We pray to our Triune God that He will continue to build His Church here in Catalina, moving us to give back to Him as He has given to us, that for centuries henceforth until Jesus returns on the clouds, “many in saving faith will come where Christ His message is bringing.” Amen.
- The information on the hymn is taken from the notes by Mark DeGarmeaux in Joseph Herl, Peter C. Reske and Jon D. Vieker, eds. Lutheran Service Book Companion to the Hymns, Volume 1 (St. Louis: Concordia Publishing House, 2019), pp. 807-809
- The information on Rev. Grundtvig is taken from the notes by Mark DeGarmeaux in Joseph Herl, Peter C. Reske and Jon D. Vieker, eds. Lutheran Service Book Companion to the Hymns, Volume 2 (St. Louis: Concordia Publishing House, 2019), pp. 370-371. Also, Mark A. Granquist, ed. Scandinavian Pietists: Spiritual Writings from 19th-Century Norway, Denmark, Sweden, and Finland (New York and Mahwah: Paulist Press, 2015), pp. 19-23 and 101-128. Finally, Wilhelm W. Petersen, Warm Winds From The South: The Spread of Pietism to Scandinavian Lutherans, at https://www.blts.edu/wp-content/uploads/2011/06/WWP-Pietism.pdf (accessed 28 January, 2020)
- Rev. Grundtvig had a great love for Denmark and her history and literature, and published widely in this area. He thus influenced the development of a Danish national culture and consciousness, to which he saw Christianity as integral. This may have been an additional factor bringing individuals back to the church. Note that from 1523 until 1814, Norway was a part of Denmark.
- Examples include his teachings of a Dominical origin of the Apostles’ Creed, and a distinction between the “written Word” in Scripture, mere written words that tell us about Christ, and the “living Word,” namely the words of the Apostles’ Creed and the Sacraments, which bring Christ to us (see Mark DeGarmeaux’s notes on LSB 582 in Companion, Volume 1, p. 647). Furthermore, Rev. Grundtvig’s followers taught the possibility of the post-mortem conversion of the soul.

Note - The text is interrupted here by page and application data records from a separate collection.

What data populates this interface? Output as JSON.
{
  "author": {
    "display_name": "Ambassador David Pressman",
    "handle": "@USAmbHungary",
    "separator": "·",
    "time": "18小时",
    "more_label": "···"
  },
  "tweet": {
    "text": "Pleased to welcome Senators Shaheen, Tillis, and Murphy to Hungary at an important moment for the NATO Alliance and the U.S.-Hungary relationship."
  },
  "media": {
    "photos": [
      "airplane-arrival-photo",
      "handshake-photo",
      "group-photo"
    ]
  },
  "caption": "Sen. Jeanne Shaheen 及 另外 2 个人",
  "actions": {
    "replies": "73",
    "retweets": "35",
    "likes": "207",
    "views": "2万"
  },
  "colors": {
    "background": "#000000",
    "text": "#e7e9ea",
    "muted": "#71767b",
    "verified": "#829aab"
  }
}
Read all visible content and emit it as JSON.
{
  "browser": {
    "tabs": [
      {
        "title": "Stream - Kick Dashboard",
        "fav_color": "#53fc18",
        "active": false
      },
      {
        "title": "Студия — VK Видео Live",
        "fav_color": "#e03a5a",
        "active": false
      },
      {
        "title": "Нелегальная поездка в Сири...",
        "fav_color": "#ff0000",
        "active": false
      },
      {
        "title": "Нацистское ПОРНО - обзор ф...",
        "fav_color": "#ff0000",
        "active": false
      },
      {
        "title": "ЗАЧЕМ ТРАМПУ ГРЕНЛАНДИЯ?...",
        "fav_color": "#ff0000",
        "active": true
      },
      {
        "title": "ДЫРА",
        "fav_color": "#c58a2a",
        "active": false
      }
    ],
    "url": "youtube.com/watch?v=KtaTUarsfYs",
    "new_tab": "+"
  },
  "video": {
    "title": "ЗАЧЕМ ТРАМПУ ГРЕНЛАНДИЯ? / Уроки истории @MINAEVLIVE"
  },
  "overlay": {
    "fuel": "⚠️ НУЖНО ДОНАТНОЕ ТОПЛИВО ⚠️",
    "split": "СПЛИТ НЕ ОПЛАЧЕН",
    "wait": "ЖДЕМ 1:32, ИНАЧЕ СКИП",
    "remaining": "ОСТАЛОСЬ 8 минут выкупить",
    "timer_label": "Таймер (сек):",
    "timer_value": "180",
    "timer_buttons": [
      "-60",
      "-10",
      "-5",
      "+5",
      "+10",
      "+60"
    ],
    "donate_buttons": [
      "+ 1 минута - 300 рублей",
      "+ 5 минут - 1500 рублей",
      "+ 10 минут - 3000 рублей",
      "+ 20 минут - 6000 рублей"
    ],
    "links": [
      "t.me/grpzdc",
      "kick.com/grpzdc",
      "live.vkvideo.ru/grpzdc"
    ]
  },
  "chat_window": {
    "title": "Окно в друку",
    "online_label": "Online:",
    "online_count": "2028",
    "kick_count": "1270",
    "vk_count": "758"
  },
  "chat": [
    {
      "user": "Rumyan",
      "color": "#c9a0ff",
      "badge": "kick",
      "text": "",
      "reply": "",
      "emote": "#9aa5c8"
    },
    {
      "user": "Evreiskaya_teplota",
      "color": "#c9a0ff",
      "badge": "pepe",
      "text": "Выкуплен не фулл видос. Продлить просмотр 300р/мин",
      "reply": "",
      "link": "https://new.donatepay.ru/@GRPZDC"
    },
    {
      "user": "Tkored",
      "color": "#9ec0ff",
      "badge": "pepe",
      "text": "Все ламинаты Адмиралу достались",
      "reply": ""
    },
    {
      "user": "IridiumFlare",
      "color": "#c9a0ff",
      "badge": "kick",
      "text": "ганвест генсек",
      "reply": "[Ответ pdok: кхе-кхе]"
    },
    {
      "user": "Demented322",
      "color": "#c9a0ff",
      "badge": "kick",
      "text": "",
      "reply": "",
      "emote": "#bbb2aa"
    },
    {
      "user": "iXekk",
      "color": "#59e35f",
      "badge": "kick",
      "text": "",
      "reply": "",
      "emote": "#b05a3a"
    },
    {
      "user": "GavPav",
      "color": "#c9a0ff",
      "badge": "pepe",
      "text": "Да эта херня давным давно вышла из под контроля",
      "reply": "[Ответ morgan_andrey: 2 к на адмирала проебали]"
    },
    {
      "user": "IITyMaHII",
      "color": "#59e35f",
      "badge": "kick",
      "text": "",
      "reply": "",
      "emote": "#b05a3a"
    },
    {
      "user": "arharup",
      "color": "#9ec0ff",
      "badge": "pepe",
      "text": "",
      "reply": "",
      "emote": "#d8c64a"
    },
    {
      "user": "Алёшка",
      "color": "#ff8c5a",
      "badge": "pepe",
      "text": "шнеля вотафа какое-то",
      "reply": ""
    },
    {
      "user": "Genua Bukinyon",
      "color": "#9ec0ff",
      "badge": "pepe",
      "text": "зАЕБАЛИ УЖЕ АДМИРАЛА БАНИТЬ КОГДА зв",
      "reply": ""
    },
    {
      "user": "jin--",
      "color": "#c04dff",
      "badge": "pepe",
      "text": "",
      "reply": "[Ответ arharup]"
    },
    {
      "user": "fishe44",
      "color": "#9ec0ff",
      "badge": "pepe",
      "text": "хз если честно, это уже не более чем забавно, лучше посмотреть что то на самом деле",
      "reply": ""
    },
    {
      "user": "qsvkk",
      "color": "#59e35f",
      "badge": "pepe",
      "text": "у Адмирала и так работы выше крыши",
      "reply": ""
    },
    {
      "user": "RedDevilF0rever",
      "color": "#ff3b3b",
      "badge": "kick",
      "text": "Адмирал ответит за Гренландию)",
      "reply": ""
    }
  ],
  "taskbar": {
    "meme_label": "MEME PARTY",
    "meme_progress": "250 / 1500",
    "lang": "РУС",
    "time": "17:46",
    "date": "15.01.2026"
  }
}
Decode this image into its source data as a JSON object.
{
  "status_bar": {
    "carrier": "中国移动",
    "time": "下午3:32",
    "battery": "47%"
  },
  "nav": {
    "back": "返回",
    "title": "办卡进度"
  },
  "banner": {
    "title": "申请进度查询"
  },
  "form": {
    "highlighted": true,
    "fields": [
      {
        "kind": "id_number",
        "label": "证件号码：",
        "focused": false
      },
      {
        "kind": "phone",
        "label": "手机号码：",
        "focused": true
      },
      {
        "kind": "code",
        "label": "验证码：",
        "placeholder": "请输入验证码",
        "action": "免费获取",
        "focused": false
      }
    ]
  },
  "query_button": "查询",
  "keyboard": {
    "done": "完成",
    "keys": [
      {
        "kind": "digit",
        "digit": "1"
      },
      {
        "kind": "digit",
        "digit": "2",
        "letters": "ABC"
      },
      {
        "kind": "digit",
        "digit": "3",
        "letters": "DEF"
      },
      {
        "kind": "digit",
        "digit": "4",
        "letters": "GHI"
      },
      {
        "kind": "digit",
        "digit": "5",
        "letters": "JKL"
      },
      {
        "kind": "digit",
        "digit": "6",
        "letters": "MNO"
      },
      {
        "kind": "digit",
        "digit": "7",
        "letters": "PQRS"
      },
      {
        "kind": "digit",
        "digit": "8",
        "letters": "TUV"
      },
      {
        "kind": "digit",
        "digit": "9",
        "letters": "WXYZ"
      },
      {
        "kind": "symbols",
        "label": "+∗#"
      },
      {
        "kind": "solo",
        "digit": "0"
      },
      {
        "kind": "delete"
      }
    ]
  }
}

- Marion Lars Hendrickson, Musica Christi – A Lutheran Aesthetic (New York: Peter Lang, 2005), p. 143. Also the notes by Erling T. Teigen in Companion, Volume 2, p. 486. Although the notes indicate that Lindeman did not use folk melodies in his 1871 chorale book, others have noted the influence of folk music on many of his hymns. Lindeman also wrote the melody for LSB 435.
- The original Danish text speaks of the Church as “an old house” (et gammelt Huus). Carl Døving introduced “Rock” into his English translation.
- This was a radical concept at the time of Jesus’ earthly ministry as the Jews required a group of 10 men above the age of 13 for public worship, see for example Mishnah Megillah 4:3, and Talmud Megillah 23b, both accessed on 29 January, 2020 at https://www.sefaria.org.